The County Council will continue this discussion at our regular meeting on March 13, 2018, at 5:30PM.

 

Follow-Up to County Council Work Session 2014-03-25

Yesterday I posted a preview to yesterday’s County Council work session. Here is a quick summary of the actions taken at that work session:

  • Public Defenders: After many months of discussion, the Council took the final actions to reclassify 7 Deputy Public Defenders from Executive I to Executive II level, and, per the County’s compensation policy, raise each of their salaries $9133, in order to provide equity between the Prosecutor’s Office and the Public Defender’s Office, per a mandate by the State Public Defender Commission. The vote was 6-1, with Councilor Langley voting “no”.
  • Plan Commission: Again, after many months of discussion, the Council amended the salary ordinance to pay each member of the Plan Commission $50 per month per meeting attended, up to $150 per month. This vote was closer: Councilors Dietz, McKim, Munson, and Yoder voted “yes”, Langley and Hawk voted “no”, and  Jones, who, as the Council appointee to the Plan Commission will directly benefit from this policy, abstained.
  • Juvenile COIT
    • The Council heard detailed presentations from Youth Services Bureau Executive Director Kim Meyer (and her staff) on the services provided at the Binkley House Youth Shelter, and from Judge Steven Galvin on the history of juvenile services in Monroe County and the need for an increase in the Juvenile COIT income tax rate
    • Both presentations were terrific and are a must-see for anyone interested in youth services in Monroe County. Their slides are available here:
    • Judge Galvin recommended that the Juvenile COIT rate be raised from the current 0.05% to between 0.08% and 0.085%, depending on the youth services costs that the Council would choose to move from other funds to the Juvenile COIT fund. 0.085% would likely be adequate to cover existing costs and mandatory annual increases for the next 3-5 years. Of course, the revenue that an income tax brings in depends on the income earned by Monroe County residents, and could go up or down; if the income tax brings in too little or too much money, the rate would have to be reexamined.
    • All councilors expressed strong support both for the judicial philosophy expressed by our juvenile justice and social services system — treatment over incarceration — and for an increase in the Juvenile COIT rate to support our youth services. The major area of discussion was whether certain expenses related to the maintenance of our youth services facilities (utilities, maintenance costs, facilities replacement costs, etc.) could also be paid for by the Juvenile COIT , and thereby relieving other overstressed county funds such as the General Fund and the Cumulative Capital Development fund. In order to develop a set of recommendations for the facilities maintenance costs that could potentially be moved from other funds to the Juvenile COIT fund, I created a subcommittee of Councilors Hawk, Jones, and Yoder, who will work with Council Attorney Michael Flory, the Courts staff, and the Commissioners’ Office to analyze past and future essential expenditures on the Youth Shelter property.
    • It is important to note that this proposed increase to the Juvenile COIT rate would only be sufficient to fund current services. As good an investment as youth services is to the future of the community, we are not even at a point where we can fund expansion; the best we can do is maintain current services and current expenditures in an environment in which costs are continually increasing and revenue (in particular the reimbursements we receive from the state for judicial placements in the youth shelter) is declining dramatically.
    • The Council has advertised a public hearing on the potential increase in the Juvenile COIT rate at its regular meeting on 2014-04-08 at 5:30PM.

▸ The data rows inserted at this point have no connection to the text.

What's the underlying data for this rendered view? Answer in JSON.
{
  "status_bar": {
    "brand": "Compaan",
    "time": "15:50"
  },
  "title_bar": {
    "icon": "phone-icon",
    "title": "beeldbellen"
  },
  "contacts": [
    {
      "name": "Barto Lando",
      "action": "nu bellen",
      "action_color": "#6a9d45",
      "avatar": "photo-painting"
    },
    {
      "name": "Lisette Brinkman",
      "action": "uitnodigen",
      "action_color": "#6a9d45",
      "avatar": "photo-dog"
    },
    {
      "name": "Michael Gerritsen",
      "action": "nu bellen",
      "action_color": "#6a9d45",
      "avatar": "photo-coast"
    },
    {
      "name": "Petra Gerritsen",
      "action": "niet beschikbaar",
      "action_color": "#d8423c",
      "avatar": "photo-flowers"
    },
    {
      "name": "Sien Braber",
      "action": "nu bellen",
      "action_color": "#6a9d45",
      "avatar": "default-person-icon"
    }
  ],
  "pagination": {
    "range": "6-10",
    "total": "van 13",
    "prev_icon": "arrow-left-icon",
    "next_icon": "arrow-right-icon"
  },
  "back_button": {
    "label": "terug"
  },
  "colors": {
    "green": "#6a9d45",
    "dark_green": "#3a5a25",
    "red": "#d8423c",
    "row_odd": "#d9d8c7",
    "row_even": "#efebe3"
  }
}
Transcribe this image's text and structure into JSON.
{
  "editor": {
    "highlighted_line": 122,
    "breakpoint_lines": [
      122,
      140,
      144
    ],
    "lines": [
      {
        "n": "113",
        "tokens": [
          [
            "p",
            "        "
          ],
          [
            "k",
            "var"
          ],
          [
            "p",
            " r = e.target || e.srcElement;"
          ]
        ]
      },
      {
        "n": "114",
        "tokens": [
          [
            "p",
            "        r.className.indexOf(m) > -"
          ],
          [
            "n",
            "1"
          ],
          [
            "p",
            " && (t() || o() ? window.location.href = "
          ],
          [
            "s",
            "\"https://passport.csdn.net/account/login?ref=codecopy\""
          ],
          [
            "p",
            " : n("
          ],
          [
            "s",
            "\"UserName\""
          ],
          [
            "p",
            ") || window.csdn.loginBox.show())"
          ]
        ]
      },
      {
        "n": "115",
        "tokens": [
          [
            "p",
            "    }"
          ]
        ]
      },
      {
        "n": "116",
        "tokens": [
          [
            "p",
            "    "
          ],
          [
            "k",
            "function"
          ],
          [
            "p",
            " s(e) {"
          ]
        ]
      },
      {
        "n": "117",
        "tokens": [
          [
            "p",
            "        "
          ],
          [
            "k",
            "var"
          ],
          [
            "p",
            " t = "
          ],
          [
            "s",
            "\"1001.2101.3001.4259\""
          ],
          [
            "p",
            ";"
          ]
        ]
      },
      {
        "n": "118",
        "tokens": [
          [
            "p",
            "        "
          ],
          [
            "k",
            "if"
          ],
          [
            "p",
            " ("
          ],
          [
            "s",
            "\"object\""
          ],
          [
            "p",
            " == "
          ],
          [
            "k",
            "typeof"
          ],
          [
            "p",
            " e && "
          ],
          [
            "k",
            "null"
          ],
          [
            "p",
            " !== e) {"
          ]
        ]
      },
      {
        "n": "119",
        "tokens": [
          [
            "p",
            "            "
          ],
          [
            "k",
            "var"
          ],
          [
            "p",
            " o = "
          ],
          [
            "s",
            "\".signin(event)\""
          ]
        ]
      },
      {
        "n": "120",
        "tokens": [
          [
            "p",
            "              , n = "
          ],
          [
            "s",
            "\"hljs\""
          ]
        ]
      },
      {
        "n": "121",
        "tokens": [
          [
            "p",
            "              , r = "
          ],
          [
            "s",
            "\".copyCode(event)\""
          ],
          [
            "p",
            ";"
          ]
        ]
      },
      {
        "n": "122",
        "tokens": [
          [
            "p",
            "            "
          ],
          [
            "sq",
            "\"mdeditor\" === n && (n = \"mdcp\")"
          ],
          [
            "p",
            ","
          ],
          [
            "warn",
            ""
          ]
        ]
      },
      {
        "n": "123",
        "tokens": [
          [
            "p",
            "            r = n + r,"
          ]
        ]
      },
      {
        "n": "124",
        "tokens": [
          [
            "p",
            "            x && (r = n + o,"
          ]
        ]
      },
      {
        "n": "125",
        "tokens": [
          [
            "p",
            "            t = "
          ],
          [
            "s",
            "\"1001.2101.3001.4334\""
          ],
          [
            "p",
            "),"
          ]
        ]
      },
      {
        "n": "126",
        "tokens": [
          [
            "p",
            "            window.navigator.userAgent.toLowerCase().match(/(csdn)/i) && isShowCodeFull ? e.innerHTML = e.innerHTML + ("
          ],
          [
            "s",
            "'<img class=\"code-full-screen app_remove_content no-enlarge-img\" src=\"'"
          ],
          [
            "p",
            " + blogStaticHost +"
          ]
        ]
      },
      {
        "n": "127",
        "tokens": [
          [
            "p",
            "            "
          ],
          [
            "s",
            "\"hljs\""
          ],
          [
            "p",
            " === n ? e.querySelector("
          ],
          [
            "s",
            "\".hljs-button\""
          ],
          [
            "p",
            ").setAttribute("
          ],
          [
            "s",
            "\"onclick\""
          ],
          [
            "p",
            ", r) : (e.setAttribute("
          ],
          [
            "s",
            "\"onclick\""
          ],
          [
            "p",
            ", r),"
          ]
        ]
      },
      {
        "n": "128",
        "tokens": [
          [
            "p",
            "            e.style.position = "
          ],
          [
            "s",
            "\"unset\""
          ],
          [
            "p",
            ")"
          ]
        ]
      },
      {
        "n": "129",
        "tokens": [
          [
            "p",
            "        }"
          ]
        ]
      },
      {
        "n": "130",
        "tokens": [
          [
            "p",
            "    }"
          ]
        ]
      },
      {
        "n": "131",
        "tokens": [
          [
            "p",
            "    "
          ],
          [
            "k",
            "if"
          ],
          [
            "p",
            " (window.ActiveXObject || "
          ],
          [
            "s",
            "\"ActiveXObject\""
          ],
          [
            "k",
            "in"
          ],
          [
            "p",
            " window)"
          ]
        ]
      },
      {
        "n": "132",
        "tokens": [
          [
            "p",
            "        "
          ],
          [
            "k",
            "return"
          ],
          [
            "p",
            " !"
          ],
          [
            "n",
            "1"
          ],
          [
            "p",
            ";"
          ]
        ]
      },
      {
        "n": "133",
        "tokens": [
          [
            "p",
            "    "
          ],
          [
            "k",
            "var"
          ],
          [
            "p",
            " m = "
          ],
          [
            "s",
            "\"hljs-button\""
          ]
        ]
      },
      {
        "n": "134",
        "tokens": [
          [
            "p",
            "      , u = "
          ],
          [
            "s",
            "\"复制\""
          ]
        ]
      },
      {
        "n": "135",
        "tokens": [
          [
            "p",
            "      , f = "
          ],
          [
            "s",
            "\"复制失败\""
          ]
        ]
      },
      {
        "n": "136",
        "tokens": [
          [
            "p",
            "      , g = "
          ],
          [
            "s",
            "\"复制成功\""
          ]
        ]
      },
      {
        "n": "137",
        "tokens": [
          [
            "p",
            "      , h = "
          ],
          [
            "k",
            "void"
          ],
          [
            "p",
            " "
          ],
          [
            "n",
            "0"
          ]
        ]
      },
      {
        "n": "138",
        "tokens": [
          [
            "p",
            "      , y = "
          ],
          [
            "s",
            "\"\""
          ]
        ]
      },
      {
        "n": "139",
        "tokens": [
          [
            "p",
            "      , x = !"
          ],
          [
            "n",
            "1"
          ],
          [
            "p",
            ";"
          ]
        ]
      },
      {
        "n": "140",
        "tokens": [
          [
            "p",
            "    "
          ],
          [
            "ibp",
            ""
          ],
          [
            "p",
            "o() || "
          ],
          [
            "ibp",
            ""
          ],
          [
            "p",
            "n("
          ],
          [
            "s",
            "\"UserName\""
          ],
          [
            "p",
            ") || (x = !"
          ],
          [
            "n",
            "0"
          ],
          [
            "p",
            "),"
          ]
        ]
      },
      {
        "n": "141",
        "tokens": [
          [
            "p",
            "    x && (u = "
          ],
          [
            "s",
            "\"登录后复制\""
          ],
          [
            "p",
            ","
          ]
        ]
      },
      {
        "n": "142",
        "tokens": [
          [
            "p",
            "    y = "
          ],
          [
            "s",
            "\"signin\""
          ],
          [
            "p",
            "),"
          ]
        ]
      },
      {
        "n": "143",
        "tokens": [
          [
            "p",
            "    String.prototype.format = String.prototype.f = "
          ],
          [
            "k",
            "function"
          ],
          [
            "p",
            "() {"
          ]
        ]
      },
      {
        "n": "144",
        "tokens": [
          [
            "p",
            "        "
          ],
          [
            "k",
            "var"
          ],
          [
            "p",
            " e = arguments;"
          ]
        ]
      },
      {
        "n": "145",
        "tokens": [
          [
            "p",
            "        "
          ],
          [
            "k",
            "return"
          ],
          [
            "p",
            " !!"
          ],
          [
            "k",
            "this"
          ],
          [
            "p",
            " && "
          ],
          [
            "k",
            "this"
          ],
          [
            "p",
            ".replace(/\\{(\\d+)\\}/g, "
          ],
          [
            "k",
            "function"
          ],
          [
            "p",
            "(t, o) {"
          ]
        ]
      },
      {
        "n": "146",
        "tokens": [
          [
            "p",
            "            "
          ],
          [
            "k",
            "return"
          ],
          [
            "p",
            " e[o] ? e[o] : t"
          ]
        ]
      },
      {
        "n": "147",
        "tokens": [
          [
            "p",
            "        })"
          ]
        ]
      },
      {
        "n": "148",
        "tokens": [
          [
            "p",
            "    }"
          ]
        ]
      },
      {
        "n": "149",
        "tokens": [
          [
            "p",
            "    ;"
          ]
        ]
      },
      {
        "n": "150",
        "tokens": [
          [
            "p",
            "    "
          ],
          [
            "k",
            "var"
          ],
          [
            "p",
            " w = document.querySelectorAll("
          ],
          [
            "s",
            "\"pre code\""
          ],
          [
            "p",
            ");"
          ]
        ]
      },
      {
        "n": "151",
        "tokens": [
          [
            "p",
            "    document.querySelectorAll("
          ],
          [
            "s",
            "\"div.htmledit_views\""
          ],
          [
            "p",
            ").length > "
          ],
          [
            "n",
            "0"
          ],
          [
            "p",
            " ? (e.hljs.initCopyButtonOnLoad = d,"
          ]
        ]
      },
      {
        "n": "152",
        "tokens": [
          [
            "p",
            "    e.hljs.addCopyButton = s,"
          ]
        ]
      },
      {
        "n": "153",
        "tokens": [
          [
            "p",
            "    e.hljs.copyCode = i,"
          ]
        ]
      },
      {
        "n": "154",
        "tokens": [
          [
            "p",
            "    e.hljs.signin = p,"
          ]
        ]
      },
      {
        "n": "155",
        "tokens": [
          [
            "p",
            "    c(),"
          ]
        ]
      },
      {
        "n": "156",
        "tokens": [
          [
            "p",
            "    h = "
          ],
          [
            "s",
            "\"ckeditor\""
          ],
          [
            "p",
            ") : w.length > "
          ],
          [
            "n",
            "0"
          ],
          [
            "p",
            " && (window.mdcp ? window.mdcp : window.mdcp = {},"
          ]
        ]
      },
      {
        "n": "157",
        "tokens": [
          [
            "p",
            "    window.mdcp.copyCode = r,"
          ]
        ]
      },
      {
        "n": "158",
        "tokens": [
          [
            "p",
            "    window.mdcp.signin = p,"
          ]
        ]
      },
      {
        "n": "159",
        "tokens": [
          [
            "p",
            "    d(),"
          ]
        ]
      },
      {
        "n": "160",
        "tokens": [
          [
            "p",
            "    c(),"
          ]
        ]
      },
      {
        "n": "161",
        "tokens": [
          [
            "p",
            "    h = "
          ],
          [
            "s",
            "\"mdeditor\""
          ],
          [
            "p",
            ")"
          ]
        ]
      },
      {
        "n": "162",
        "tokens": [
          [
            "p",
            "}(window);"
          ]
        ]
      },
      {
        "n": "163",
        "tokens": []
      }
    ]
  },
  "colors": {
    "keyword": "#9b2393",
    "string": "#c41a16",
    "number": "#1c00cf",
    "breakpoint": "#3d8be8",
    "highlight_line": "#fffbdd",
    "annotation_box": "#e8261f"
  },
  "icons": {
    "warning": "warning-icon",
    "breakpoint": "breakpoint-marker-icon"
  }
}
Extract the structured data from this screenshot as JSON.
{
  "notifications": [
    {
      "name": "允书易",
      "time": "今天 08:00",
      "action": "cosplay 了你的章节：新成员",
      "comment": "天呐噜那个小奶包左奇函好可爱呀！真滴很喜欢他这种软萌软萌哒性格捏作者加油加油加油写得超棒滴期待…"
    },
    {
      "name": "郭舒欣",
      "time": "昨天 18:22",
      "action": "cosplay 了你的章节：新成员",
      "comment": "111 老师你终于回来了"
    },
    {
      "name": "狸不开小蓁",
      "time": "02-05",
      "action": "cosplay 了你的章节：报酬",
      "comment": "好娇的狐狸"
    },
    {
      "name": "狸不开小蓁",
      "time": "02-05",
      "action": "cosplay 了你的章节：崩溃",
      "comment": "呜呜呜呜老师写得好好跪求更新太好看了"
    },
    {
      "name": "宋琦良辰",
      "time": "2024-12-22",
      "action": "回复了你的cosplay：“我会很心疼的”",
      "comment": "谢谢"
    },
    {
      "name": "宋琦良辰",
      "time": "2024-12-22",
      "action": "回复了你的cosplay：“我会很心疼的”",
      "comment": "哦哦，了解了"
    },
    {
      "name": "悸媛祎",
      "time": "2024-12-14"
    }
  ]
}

This meeting was televised by CATS and be seen here:

And the Herald Times also published a wrap-up article on the meeting here: